Forelius pruinosus

Forelius pruinosus is a small (1-2 mm) ant that is very common in the Phoenix area. You probably see them running running in columns along the sidewalks and streets as well as the in the desert. They love warm weather - they are much more commonly seen in the summer months, even on days that are so warm that few other ants are active.

They eat small insects as well as any sweet liquids that they can find. They are commonly found at extrafloral nectaries on cactus and other plants, and it is also common to find a stream of Forelius pruinosus running up the bark of paloverde trees.

If you crush one of these ants, you will note a sort of fruity odor. This is characteristic of many ants of the subfamily Dolicherinae.

The overall impression one gets of Forelius is that of large numbers and a frantic pace. The individual ants in the columns typically run by at high speed.

As always, click on the images below to get larger versions.


Here's a F. pruinosus nest with ruler for scale.

Closer view of a nest entrance.

View of F. pruinosus on a centimeter ruler. You can see that they are not very large.

A column of Forelius pruinosus running along a sidewalk at night.

A closer view of the same stream of ants. If you look closely, you can see that some of the ants have been stepped on by passers-by. The column just keeps going...

Photos of a different Forelius column, in the same Phoenix city park. The blade of grass provides a good measure of the scale - these ants are quite small.

Forelius pruinosus foraging on nectar from a saguaro blossom. There was a long column of ants climbing the side of the sagurao, sadly, they were running to fasst for me to get a good photo.

Here are some views of Forelius at the nest. Again, note the large numbers of ants in these pictures.

Late every summer, a Forelius nest in our front yard starts sending out columns of ants. I'm not sure if it is the same nest every year.

They run along in dense streams, at an incredible clip.

Often, the stream of ants will lead to a bush.

Here is one of the Forelius carrying what looks like a nymphal Homopteran (they feed on plant juices) back to the nest.

A returning ant with a Homopteran passes an ant that is on her way out.

The ant in the left of the photo has a whitefly that she has caught.

A better view of another ant with a whitefly. They were catching the flies on a very well-watered brittlebush.
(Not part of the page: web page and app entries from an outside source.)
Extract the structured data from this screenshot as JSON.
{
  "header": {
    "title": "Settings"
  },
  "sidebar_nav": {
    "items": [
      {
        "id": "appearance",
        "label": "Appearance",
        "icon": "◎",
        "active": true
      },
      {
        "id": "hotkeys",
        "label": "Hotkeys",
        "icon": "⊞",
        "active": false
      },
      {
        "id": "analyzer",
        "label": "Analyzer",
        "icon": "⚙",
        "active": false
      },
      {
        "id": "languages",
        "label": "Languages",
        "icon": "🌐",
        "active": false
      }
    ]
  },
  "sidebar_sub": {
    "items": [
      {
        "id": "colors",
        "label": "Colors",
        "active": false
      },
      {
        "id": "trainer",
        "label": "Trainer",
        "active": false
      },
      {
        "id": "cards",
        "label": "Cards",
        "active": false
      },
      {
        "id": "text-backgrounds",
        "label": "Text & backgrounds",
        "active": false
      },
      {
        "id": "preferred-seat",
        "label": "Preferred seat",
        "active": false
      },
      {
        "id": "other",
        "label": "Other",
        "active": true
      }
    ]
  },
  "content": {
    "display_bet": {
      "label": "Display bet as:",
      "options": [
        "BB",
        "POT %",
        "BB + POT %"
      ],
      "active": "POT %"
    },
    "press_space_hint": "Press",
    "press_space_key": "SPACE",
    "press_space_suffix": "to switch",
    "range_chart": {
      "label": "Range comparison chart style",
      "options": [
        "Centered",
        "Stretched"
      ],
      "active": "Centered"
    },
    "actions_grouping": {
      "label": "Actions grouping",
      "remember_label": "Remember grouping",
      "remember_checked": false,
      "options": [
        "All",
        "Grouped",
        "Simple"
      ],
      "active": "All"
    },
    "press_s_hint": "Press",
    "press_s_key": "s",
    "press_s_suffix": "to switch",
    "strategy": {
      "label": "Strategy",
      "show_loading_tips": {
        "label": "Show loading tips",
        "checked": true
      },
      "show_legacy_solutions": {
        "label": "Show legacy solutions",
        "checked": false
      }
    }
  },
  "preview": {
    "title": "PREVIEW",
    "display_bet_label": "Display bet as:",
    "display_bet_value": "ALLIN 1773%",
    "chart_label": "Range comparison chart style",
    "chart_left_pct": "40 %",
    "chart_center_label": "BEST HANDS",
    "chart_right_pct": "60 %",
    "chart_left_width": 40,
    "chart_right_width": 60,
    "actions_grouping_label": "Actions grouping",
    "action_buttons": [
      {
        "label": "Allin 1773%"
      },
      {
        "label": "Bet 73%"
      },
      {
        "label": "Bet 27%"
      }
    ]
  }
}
Microscopic view of an adult white fly.

Since they are small and their integument is fairly transparent, it is a blast to look at Forelius under the microscope. Here is a shot of a Forelius abdomen.